Burdett supported Sue Ryder programme successes
Understanding human rights provides practitioners with a framework for decision-making that supports them to personalise care to each individual’s unique circumstances. Over the past three years, Sue Ryder, supported by Burdett has been delivering a training programme to empower healthcare professionals to implement a human rights-based approach to end of life care practice across the UK.
This report provides evidence of the impact the Sue Ryder training has had on participants’ knowledge of human rights and their confidence to use that knowledge in practice. Sue Ryder is delivering this training because a human rights approach to end of life care is a highly effective way to translate their values into practice.
Sue Ryder values are:
Supportive: Here for people when it matters, and that includes each other. They encourage, inspire and help one another, and celebrate success.
Connected: When we work together, we can achieve so much more for the people we support. Respecting that everyone at Sue Ryder plays a vital part in delivering quality care.
Impactful: To find new and inspiring ways to positively impact the people they support – from small gestures to big breakthroughs.

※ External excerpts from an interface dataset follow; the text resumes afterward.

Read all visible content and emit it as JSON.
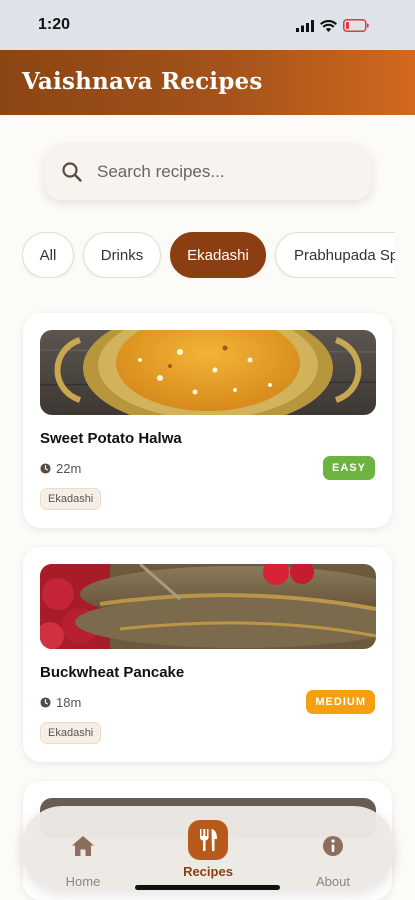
{
  "status_bar": {
    "time": "1:20"
  },
  "header": {
    "title": "Vaishnava Recipes"
  },
  "search": {
    "placeholder": "Search recipes..."
  },
  "filters": {
    "chips": [
      {
        "label": "All",
        "active": false
      },
      {
        "label": "Drinks",
        "active": false
      },
      {
        "label": "Ekadashi",
        "active": true
      },
      {
        "label": "Prabhupada Sp",
        "active": false
      }
    ]
  },
  "recipes": [
    {
      "title": "Sweet Potato Halwa",
      "time": "22m",
      "difficulty": "EASY",
      "difficulty_color": "#6db33f",
      "tag": "Ekadashi"
    },
    {
      "title": "Buckwheat Pancake",
      "time": "18m",
      "difficulty": "MEDIUM",
      "difficulty_color": "#f5a00f",
      "tag": "Ekadashi"
    }
  ],
  "tabbar": {
    "tabs": [
      {
        "label": "Home",
        "icon": "home-icon",
        "active": false
      },
      {
        "label": "Recipes",
        "icon": "utensils-icon",
        "active": true
      },
      {
        "label": "About",
        "icon": "info-icon",
        "active": false
      }
    ]
  },
  "colors": {
    "brand": "#8b4513",
    "accent": "#d2691e",
    "active_chip": "#8b3e12"
  }
}
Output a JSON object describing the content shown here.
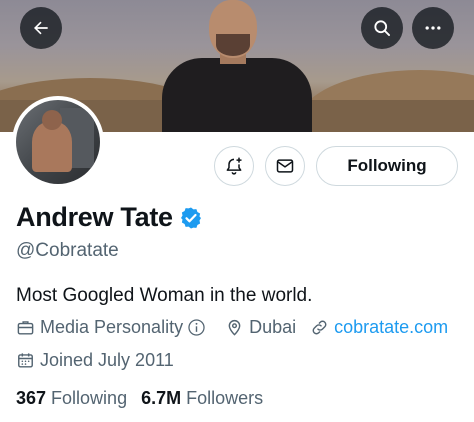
{
  "header": {
    "back_icon": "arrow-left-icon",
    "search_icon": "search-icon",
    "more_icon": "more-dots-icon"
  },
  "actions": {
    "notify_icon": "bell-plus-icon",
    "message_icon": "envelope-icon",
    "follow_label": "Following"
  },
  "profile": {
    "name": "Andrew Tate",
    "handle": "@Cobratate",
    "bio": "Most Googled Woman in the world.",
    "category": "Media Personality",
    "location": "Dubai",
    "website": "cobratate.com",
    "joined": "Joined July 2011"
  },
  "stats": {
    "following_count": "367",
    "following_label": "Following",
    "followers_count": "6.7M",
    "followers_label": "Followers"
  },
  "colors": {
    "accent": "#1d9bf0",
    "text": "#0f1419",
    "secondary": "#536471",
    "border": "#cfd9de"
  }
}
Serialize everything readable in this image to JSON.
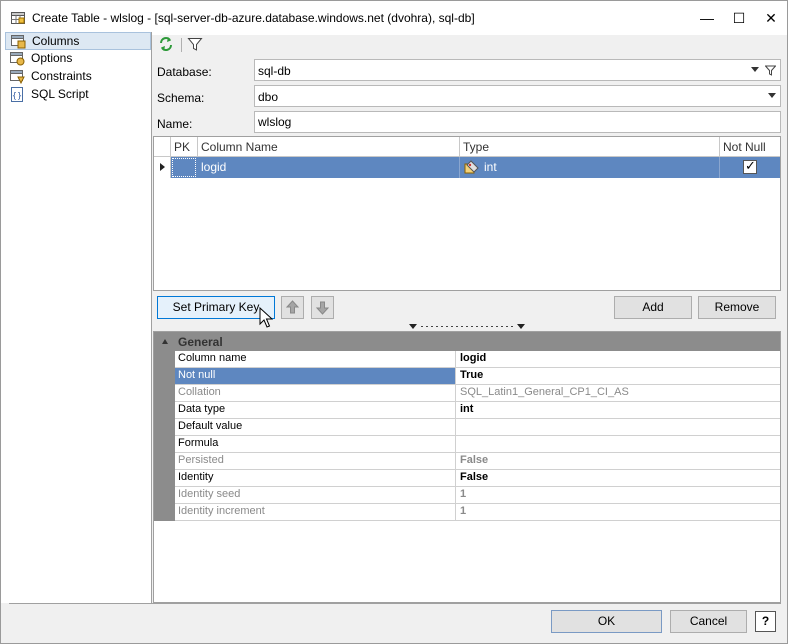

These shared values and their associated behaviours underpin the compassion and expert care the Sue Ryder want to be known for and enable them to deliver rights-respecting care. If there’s one thing that’s guaranteed, it’s that we will all die, and we will die just once. In the midst of the Covid-19 pandemic, the paramount importance of rights-respecting care at the end of life has never been clearer. With that in mind, it’s incredibly important that as a society, we do all that we can to ensure the person at the end of life has the best experience possible, in challenging and changing circumstances and at a time of heightened emotion and sadness. Educating and empowering the health and social care workforce is an important step towards delivering rights-respecting end of life care.
“Thanks to the generous grant from the Burdett Trust for Nursing, Sue Ryder has been able to deliver training to over 2300 health and social care workers over the past three years and we are delighted to share the analysis of the impact of our training in our End of Project Report.
What matters to me is a training programme for all staff working in end of life care regardless of employer or care setting and the knowledge gained is transferable across health and social care, not just at the end of life.”
– Jacqueline Graves, Human Rights Lead, Sue Ryder